UK house prices grew 6.5 per cent year-on-year in December, Halifax said this morning, as it warned that housing demand is expected to drop in 2017.
The UK average house price reached £222,484 in the final month of the year, up 1.7 per cent on November's average - the biggest month-on-month growth since March 2016, when prices increased 2.2 per cent. House prices were up 2.5 per cent quarter-on-quarter.
Luton scored the highest increases in house prices over the year, up by a hefty 19.4 per cent, followed by Barking and Dagenham, where average house prices jumped 18.6 per cent.
Annual house price growth had dropped down from a peak of 10 per cent in March 2016.

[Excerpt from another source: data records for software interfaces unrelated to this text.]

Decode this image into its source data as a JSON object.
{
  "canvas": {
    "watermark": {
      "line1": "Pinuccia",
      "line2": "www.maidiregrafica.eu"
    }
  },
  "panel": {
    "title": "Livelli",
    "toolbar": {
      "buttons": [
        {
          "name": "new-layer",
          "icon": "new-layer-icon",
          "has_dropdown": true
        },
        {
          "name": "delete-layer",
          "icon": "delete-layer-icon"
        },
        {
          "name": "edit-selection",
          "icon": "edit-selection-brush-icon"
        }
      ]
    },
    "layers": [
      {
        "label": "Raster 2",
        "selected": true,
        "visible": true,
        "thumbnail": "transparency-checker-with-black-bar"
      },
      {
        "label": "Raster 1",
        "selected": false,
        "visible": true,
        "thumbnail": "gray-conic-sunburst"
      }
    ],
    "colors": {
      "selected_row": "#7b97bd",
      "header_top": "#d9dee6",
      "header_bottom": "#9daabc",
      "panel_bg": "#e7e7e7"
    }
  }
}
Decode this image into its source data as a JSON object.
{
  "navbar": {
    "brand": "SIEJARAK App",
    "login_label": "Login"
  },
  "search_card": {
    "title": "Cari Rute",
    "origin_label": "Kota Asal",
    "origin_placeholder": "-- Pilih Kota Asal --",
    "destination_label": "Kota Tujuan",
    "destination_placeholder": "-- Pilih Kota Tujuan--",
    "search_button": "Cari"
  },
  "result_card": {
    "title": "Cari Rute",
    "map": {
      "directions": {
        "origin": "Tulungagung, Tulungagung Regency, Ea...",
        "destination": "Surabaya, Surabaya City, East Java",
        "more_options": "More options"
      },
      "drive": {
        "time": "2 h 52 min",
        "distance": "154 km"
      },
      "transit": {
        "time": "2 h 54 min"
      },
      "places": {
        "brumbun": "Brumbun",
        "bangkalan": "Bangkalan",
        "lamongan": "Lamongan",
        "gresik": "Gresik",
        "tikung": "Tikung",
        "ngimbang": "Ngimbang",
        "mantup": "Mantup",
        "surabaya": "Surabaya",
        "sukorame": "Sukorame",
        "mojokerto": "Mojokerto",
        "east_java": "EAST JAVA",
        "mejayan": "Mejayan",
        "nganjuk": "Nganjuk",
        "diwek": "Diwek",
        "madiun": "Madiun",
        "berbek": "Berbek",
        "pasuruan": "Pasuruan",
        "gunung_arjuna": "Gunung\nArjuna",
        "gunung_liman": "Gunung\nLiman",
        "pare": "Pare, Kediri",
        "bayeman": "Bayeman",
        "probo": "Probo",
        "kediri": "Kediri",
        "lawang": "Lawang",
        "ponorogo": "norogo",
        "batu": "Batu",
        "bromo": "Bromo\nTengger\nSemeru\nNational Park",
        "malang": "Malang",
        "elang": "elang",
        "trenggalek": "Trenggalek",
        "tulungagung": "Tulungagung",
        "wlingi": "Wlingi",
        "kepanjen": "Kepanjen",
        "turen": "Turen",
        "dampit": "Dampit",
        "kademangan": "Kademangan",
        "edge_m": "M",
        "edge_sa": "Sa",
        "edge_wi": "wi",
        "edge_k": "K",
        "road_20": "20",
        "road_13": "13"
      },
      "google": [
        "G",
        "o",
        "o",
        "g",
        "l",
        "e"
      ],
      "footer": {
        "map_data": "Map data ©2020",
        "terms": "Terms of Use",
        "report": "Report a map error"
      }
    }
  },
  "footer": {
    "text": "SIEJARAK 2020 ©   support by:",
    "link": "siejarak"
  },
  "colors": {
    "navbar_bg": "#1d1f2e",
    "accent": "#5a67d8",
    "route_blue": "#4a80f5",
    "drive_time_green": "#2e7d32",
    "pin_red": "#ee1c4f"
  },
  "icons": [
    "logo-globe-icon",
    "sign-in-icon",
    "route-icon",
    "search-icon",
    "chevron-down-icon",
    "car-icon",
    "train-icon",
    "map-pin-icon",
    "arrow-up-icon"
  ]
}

Martin Ellis, Halifax housing economist, said: “Slower economic growth, pressure on employment and a squeeze on spending power, together with affordability constraints, are expected to reduce housing demand during 2017.
"UK house prices should, however, continue to be supported by an ongoing shortage of property for sale, low levels of housebuilding, and exceptionally low interest rates."
Ellis said that house price growth could drop to between one to four per cent by the end of the year, but that it was difficult to make exact predictions due to the uncertainty surrounding the UK economy.
The number of home sales stayed steady in 2016 at 1.2m, with sales between September and November falling by nine per cent on the same period in 2016.
Howard Archer, chief UK economist for IHS Markit, said:
Despite the robust Halifax December data, we suspect that housing market activity and prices will come under increasing pressure as 2017 progresses.
Consequently, we suspect that house price gains over 2017 will be no more than two per cent.